(Material provided)

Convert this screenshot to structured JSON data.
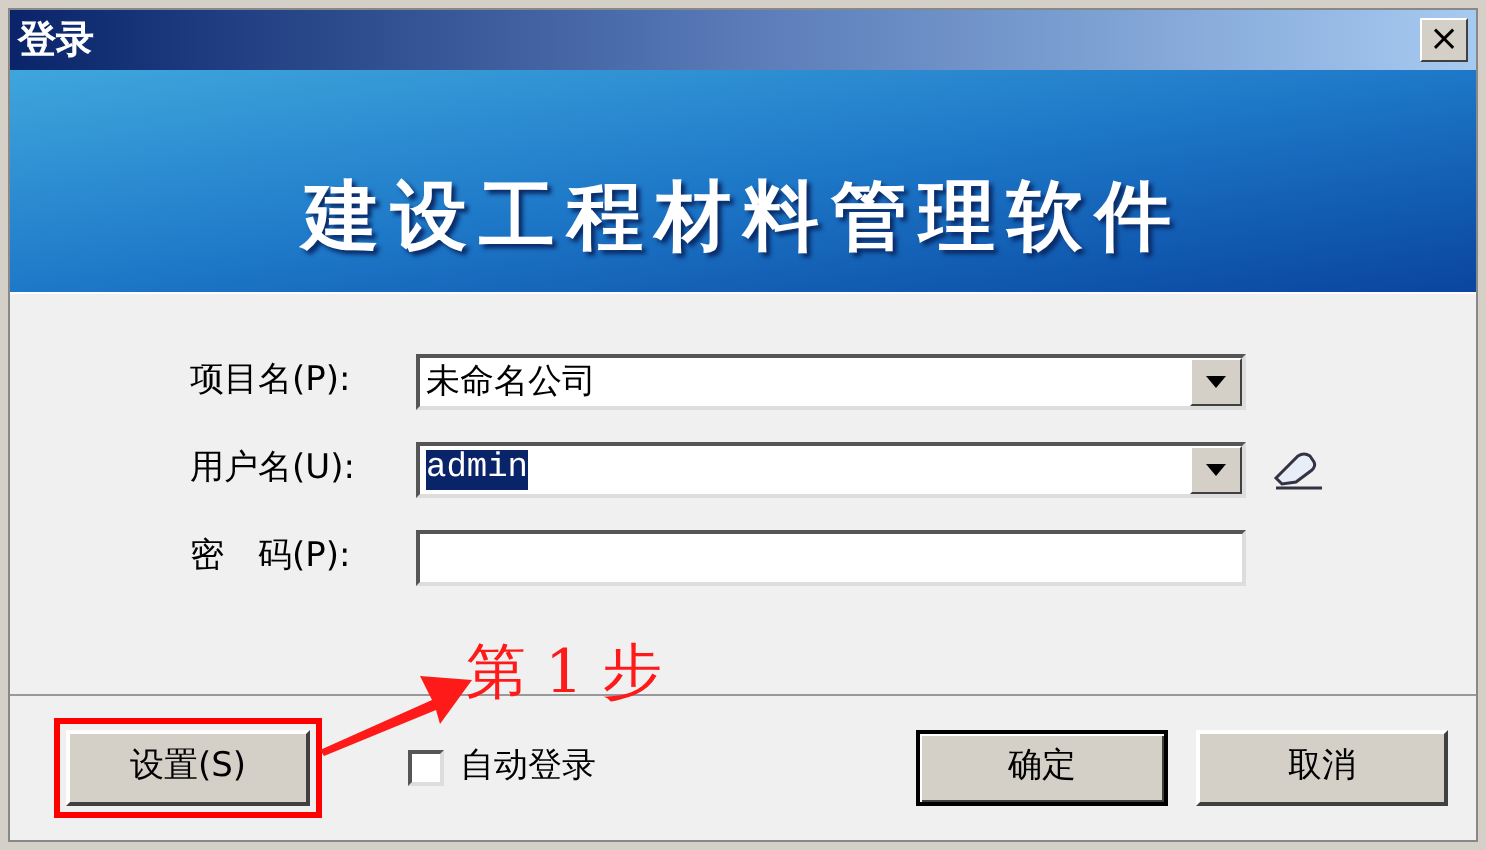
{
  "window": {
    "title": "登录",
    "close": "×"
  },
  "banner": {
    "title": "建设工程材料管理软件"
  },
  "fields": [
    {
      "kind": "combo",
      "label": "项目名(P):",
      "value": "未命名公司",
      "selected_text": false,
      "clear_icon": false
    },
    {
      "kind": "combo",
      "label": "用户名(U):",
      "value": "admin",
      "selected_text": true,
      "clear_icon": true
    },
    {
      "kind": "password",
      "label": "密　码(P):"
    }
  ],
  "settings_button": {
    "label": "设置(S)",
    "highlighted": true
  },
  "auto_login": {
    "label": "自动登录",
    "checked": false
  },
  "buttons": [
    {
      "label": "确定",
      "default": true
    },
    {
      "label": "取消",
      "default": false
    }
  ],
  "annotation": {
    "text": "第 1 步"
  }
}
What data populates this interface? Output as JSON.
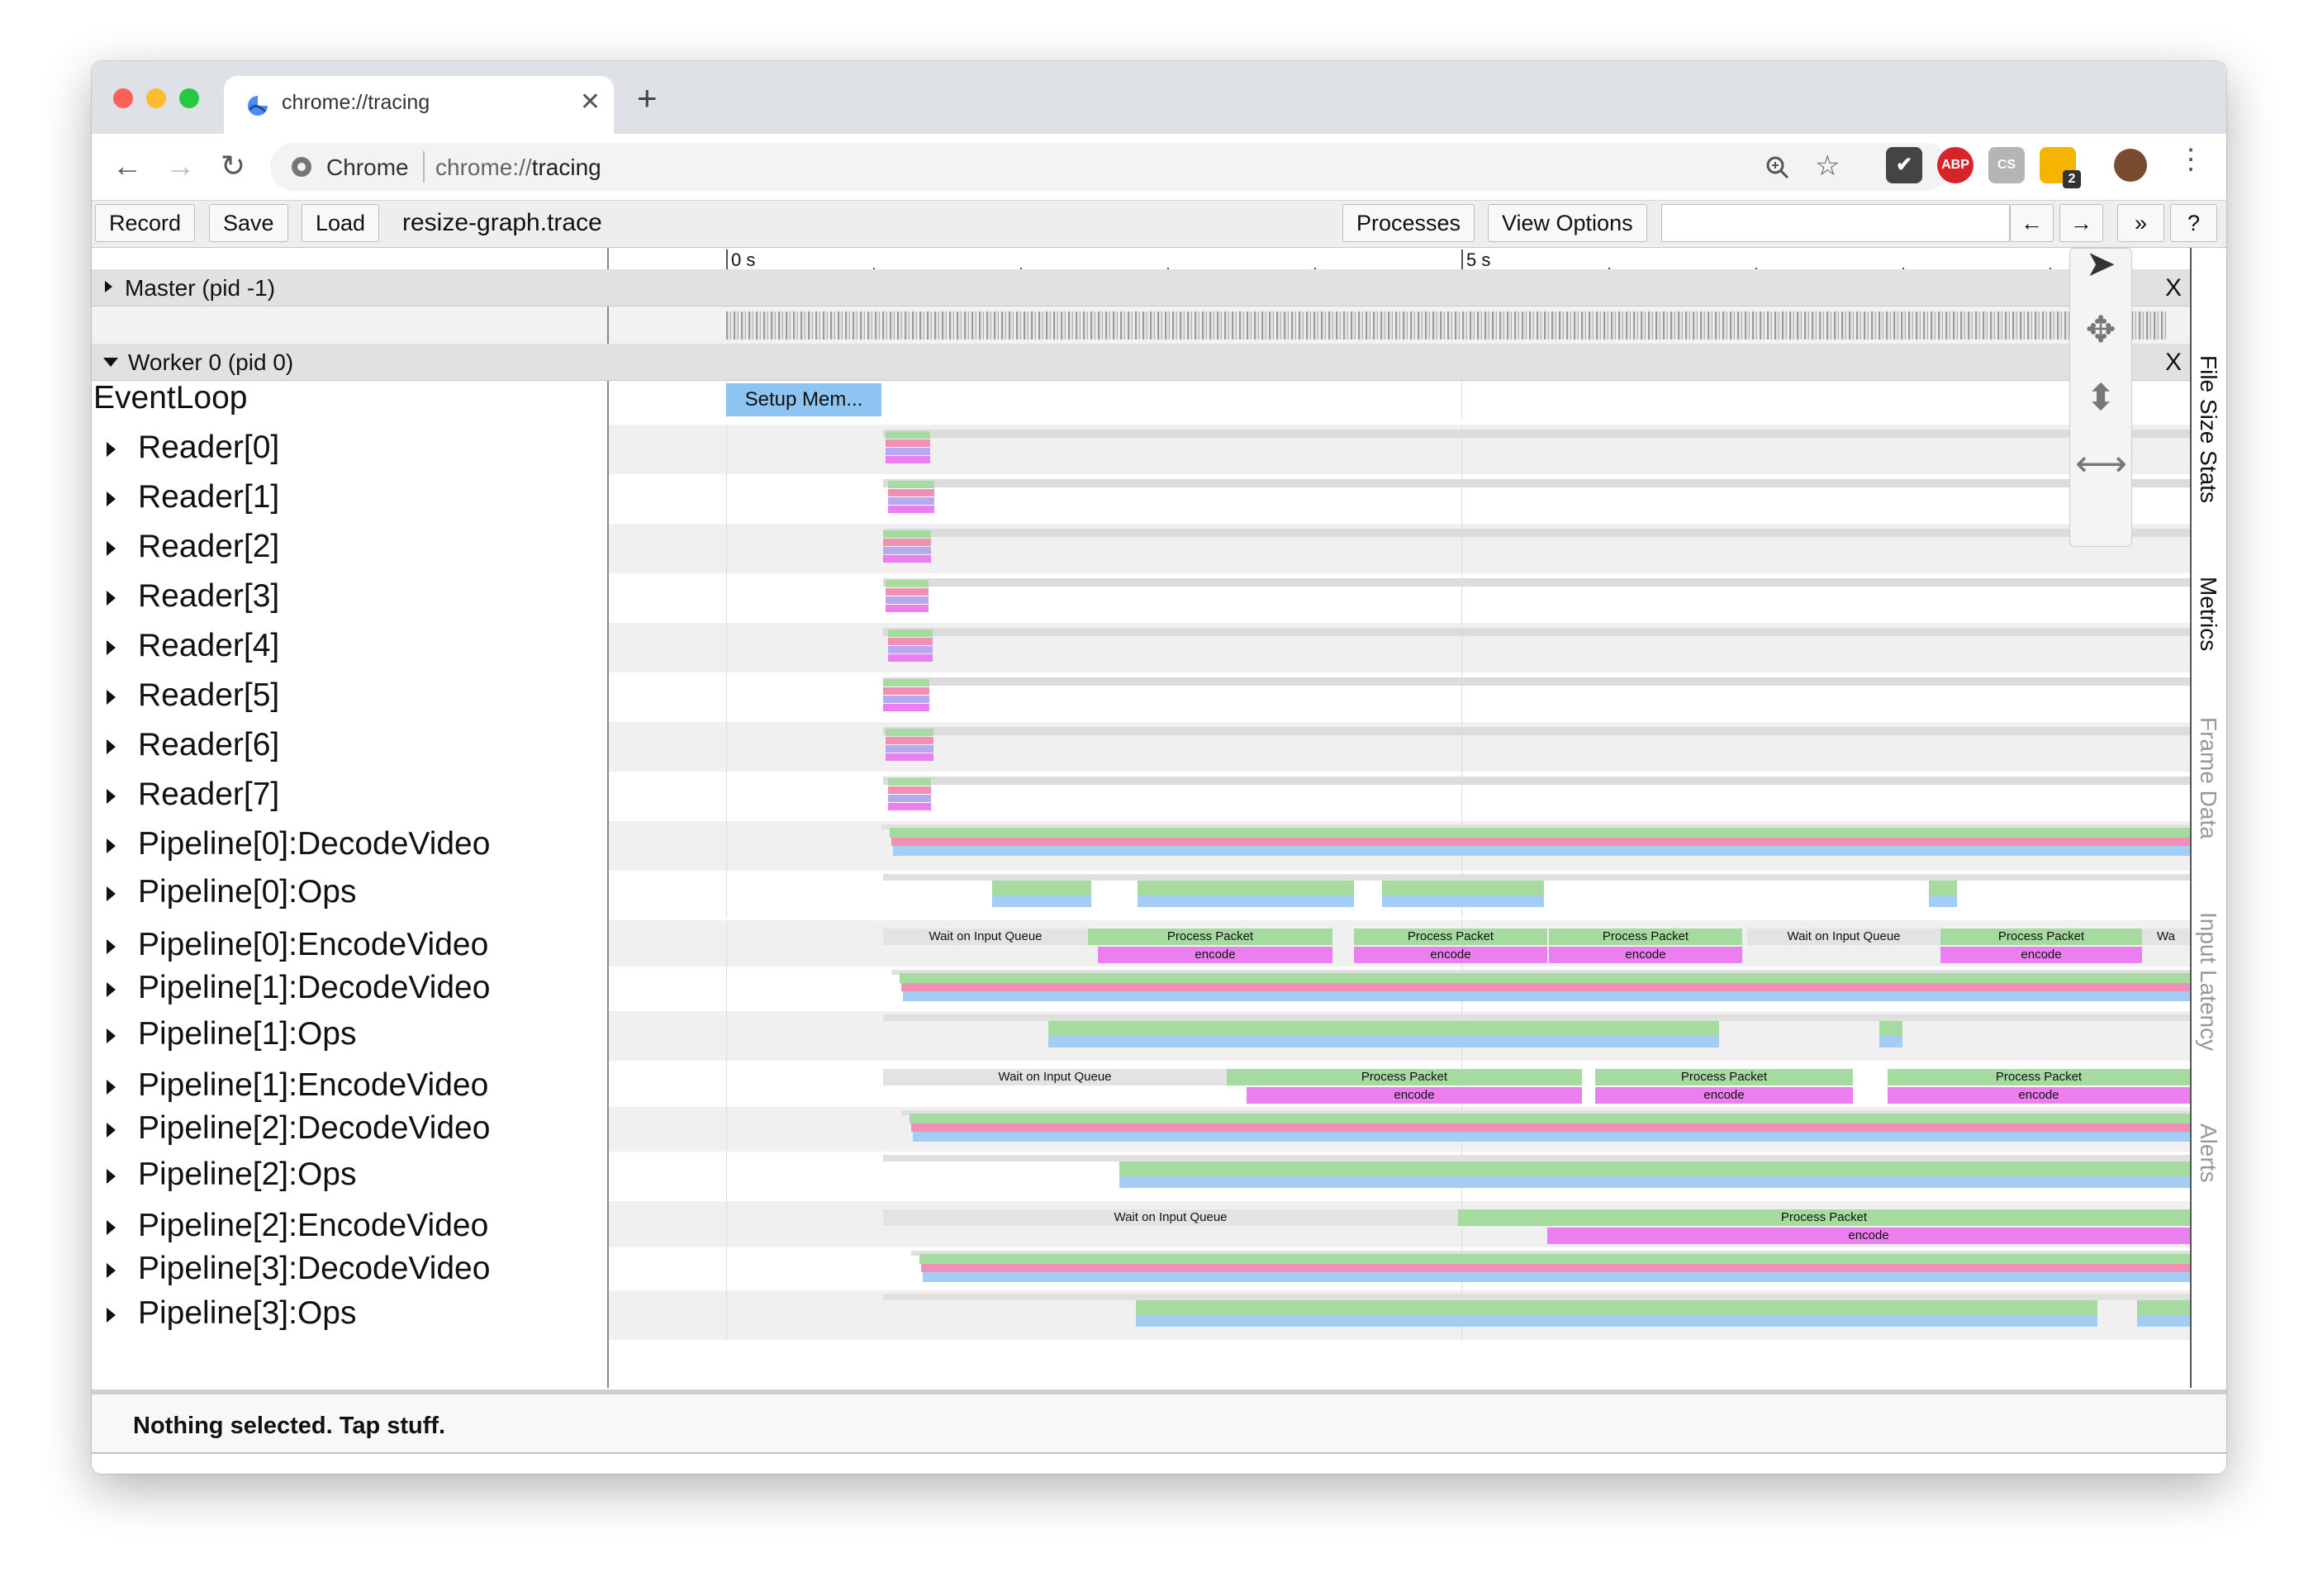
{
  "browser": {
    "tab_title": "chrome://tracing",
    "omnibox_site": "Chrome",
    "omnibox_url_scheme": "chrome://",
    "omnibox_url_host": "tracing",
    "extension_badge": "2",
    "abp_label": "ABP",
    "cs_label": "CS"
  },
  "trace_toolbar": {
    "record": "Record",
    "save": "Save",
    "load": "Load",
    "filename": "resize-graph.trace",
    "processes": "Processes",
    "view_options": "View Options",
    "prev_arrow": "←",
    "next_arrow": "→",
    "more": "»",
    "help": "?"
  },
  "ruler": {
    "ticks": [
      "0 s",
      "5 s"
    ]
  },
  "processes": [
    {
      "label": "Master (pid -1)",
      "close": "X"
    },
    {
      "label": "Worker 0 (pid 0)",
      "close": "X"
    }
  ],
  "threads": [
    "EventLoop",
    "Reader[0]",
    "Reader[1]",
    "Reader[2]",
    "Reader[3]",
    "Reader[4]",
    "Reader[5]",
    "Reader[6]",
    "Reader[7]",
    "Pipeline[0]:DecodeVideo",
    "Pipeline[0]:Ops",
    "Pipeline[0]:EncodeVideo",
    "Pipeline[1]:DecodeVideo",
    "Pipeline[1]:Ops",
    "Pipeline[1]:EncodeVideo",
    "Pipeline[2]:DecodeVideo",
    "Pipeline[2]:Ops",
    "Pipeline[2]:EncodeVideo",
    "Pipeline[3]:DecodeVideo",
    "Pipeline[3]:Ops"
  ],
  "slices": {
    "setup": "Setup Mem...",
    "wait": "Wait on Input Queue",
    "process": "Process Packet",
    "encode": "encode",
    "wa": "Wa"
  },
  "side_tabs": [
    "File Size Stats",
    "Metrics",
    "Frame Data",
    "Input Latency",
    "Alerts"
  ],
  "status_text": "Nothing selected. Tap stuff.",
  "colors": {
    "green": "#a6dba0",
    "pink": "#f18fb4",
    "blue": "#a3cdf2",
    "lavender": "#b7a9ee",
    "magenta": "#ec7ff0",
    "setup_blue": "#8ec4f2",
    "grey_slice": "#e3e3e3"
  }
}
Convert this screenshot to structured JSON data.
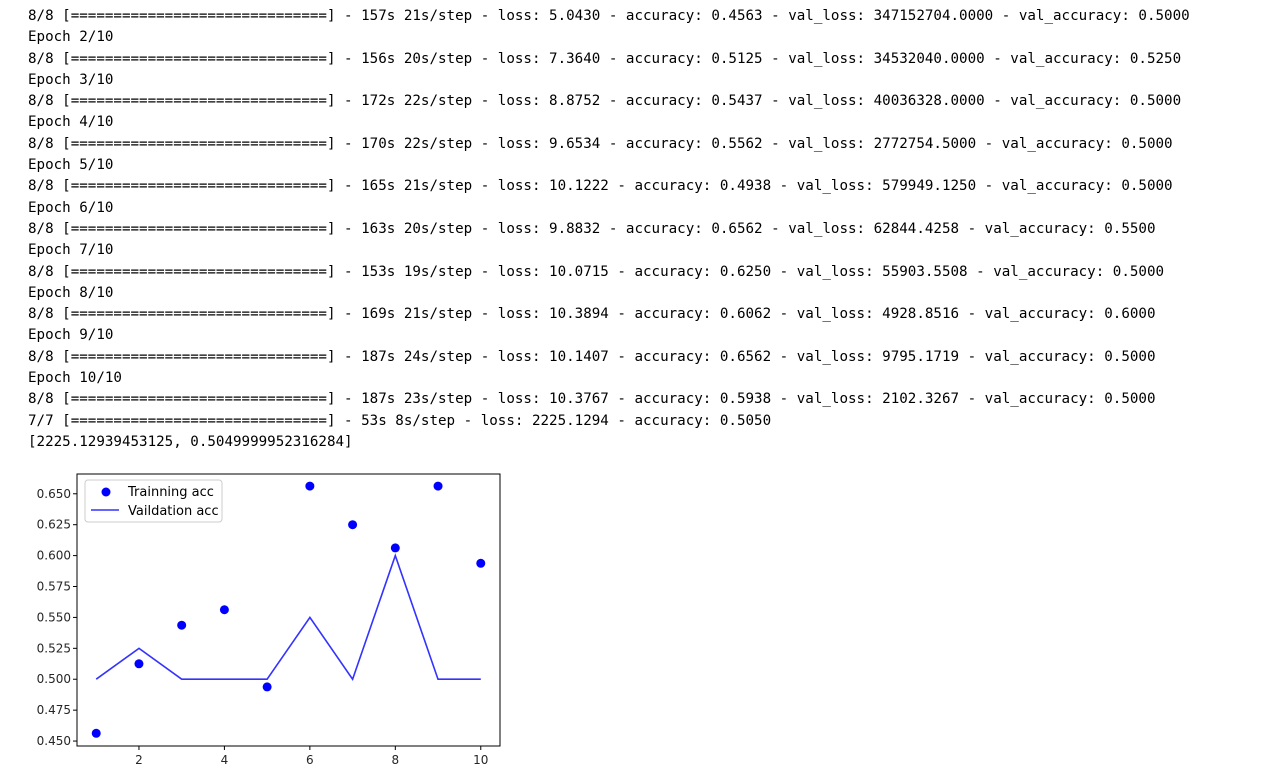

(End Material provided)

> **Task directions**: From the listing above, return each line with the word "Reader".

> **Exercise result**:
    "Reader[0]",
    "Reader[1]",
    "Reader[2]",
    "Reader[3]",
    "Reader[4]",
    "Reader[5]",
    "Reader[6]",
    "Reader[7]",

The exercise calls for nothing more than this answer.